So, who will be next to join the hybrid rush?
It seems that may well be the Australian Supercar series.
Technology is getting more affordable by the week and lends the right image to any racing category, particularly a “tin-top” series.
The Supercars are identifiable as production road cars, despite their racing chassis, mechanicals and engines, with purebred racing DNA hiding under the innocuous cloak of the exterior shell.
Supercars is looking at its future and technical specifics are among a raft of changes that will arrive with its Next Generation of cars, slated to be in 2021-2022.
Series boss Sean Seamer says he is “always talking” with the IndyCar and BTCC series around the technology.
It seems that the much loved, definitive roar of a V12, V10, V8, or even a naturally aspirated V6 racing engine may soon only be seen on track in historic racing or exist in the memories of misty-eyed race fans watching old replays of famous races of the past.
But wait, we still have Nascar.
As much as hybrid technology advances, as much as the technology of the battery or the method of harvesting energy from the brakes pushes forwards, I cannot see those Nascar fans accepting any further dilution of that quintessential style of racing.

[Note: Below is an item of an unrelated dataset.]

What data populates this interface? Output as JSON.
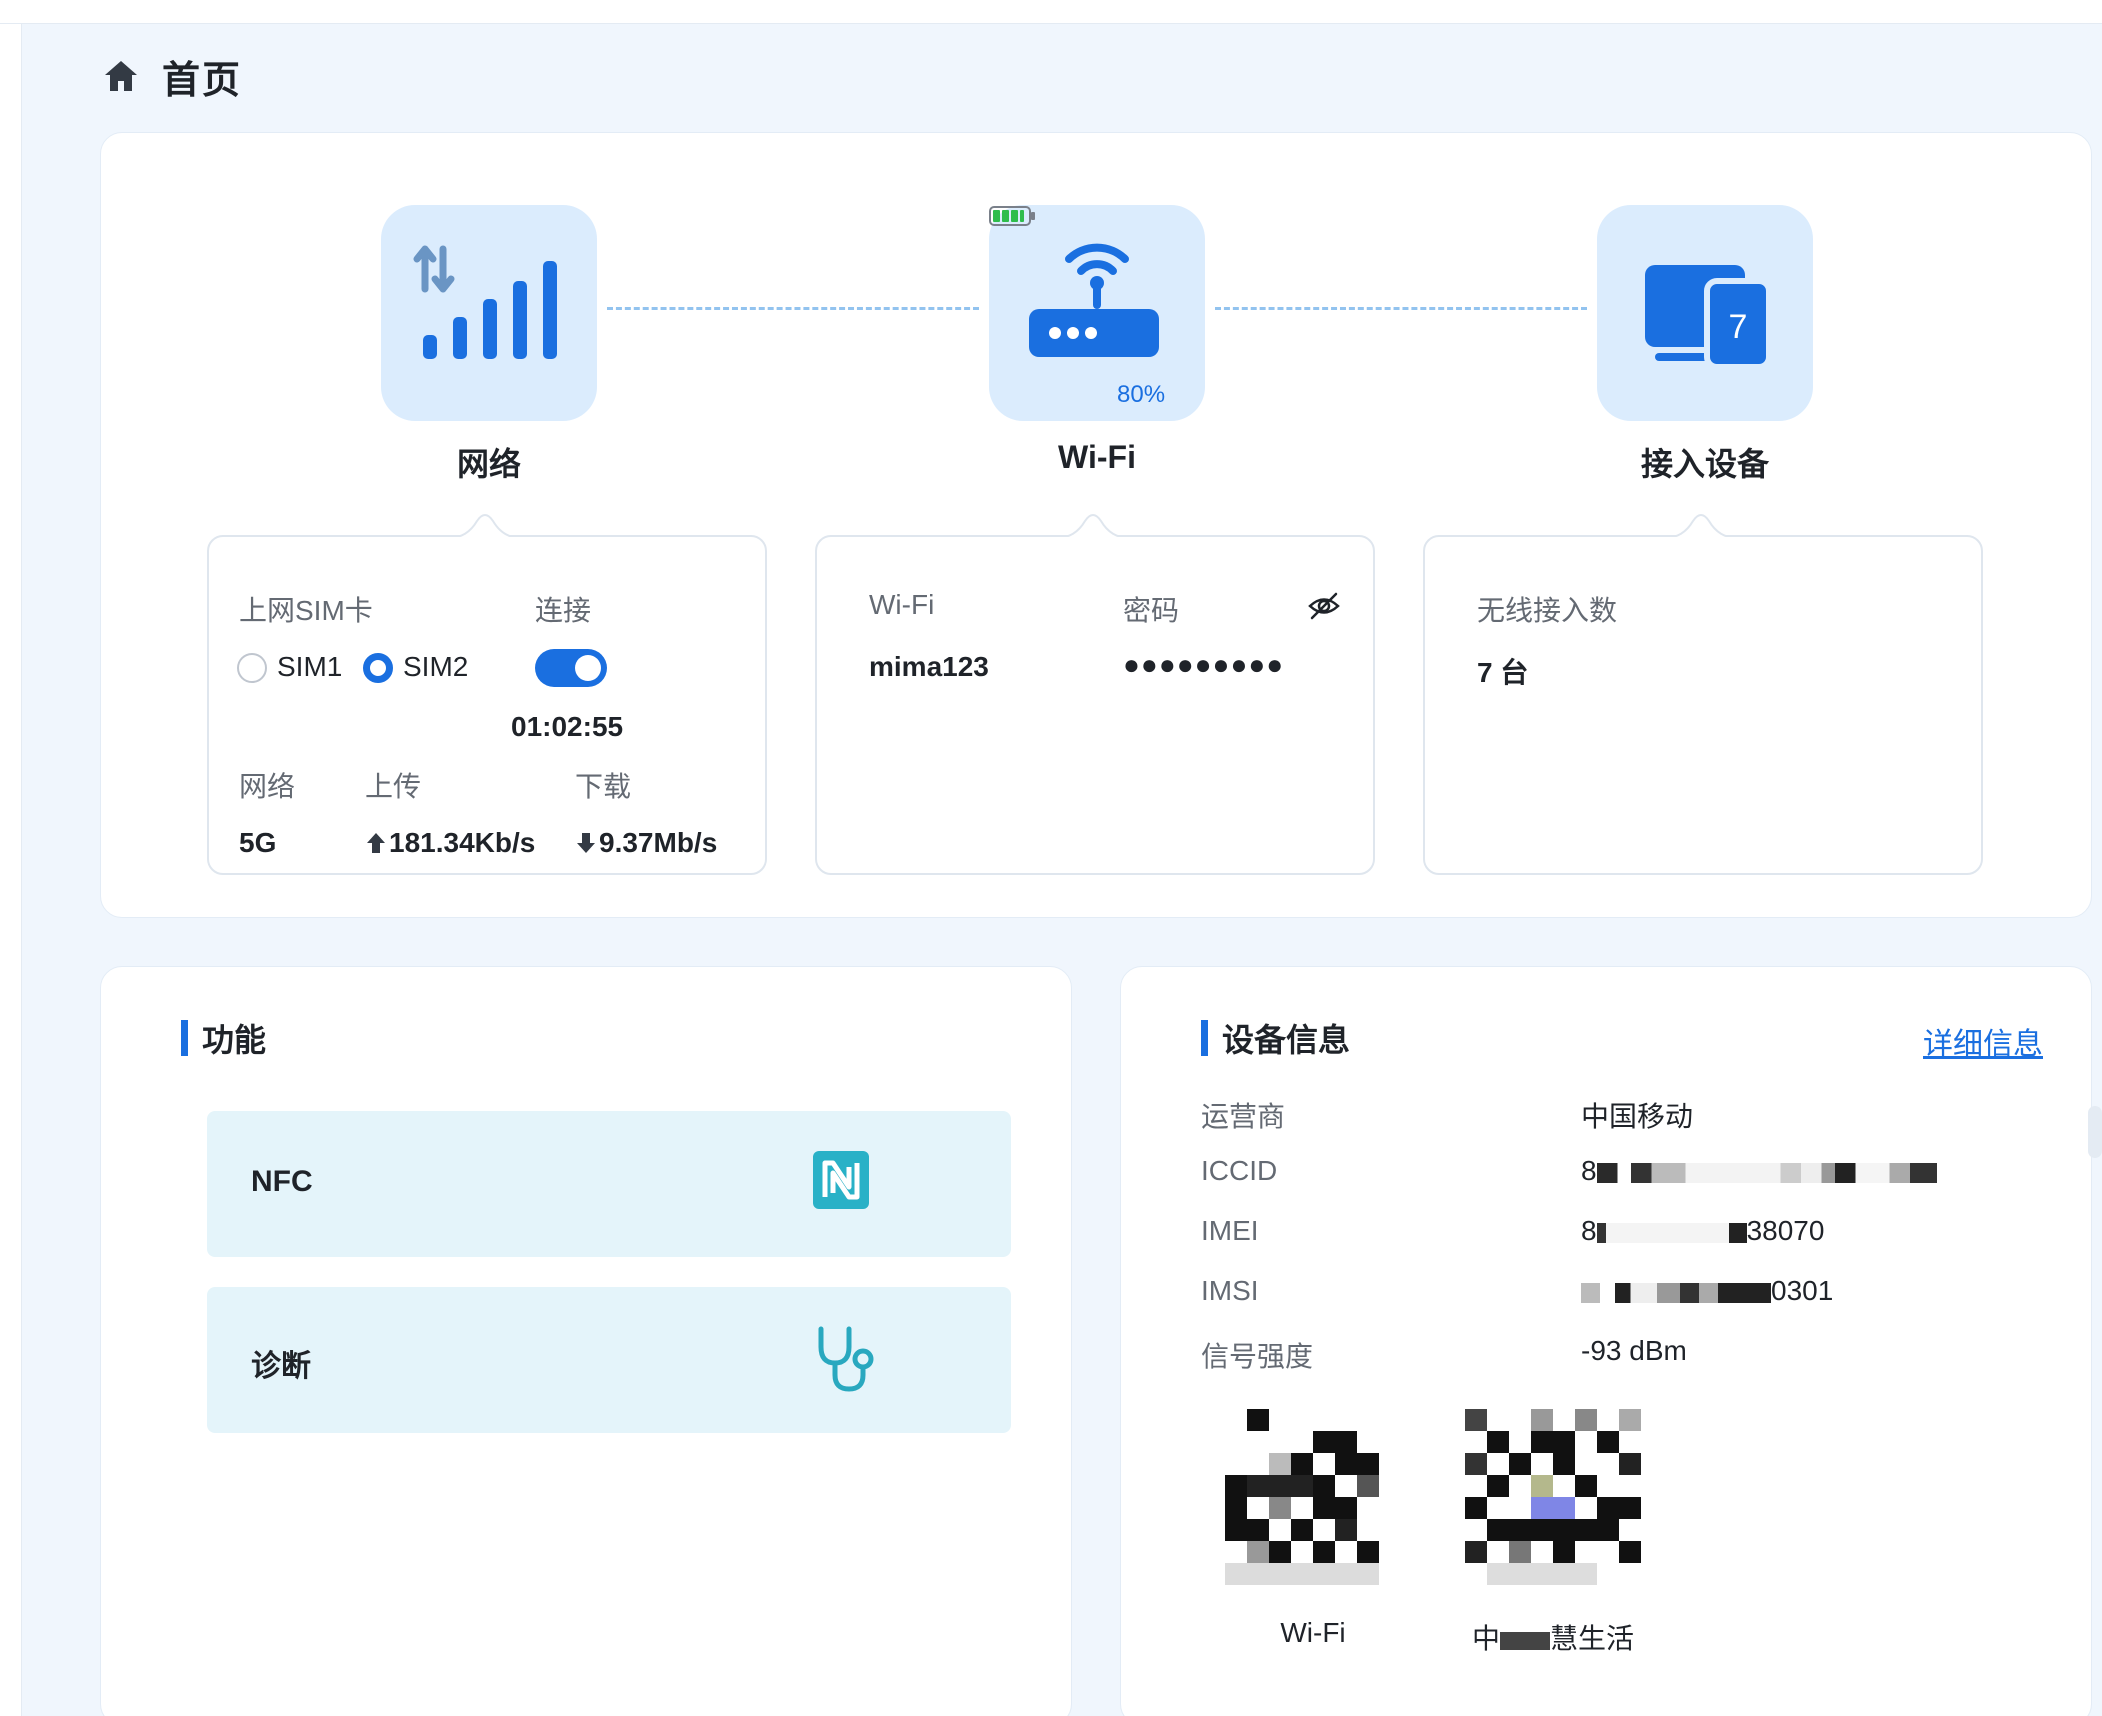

As one of them said recently “We already use ethanol [E15 — 15 per cent ethanol, 85 per cent petrol).
“Just how much more green can we get?”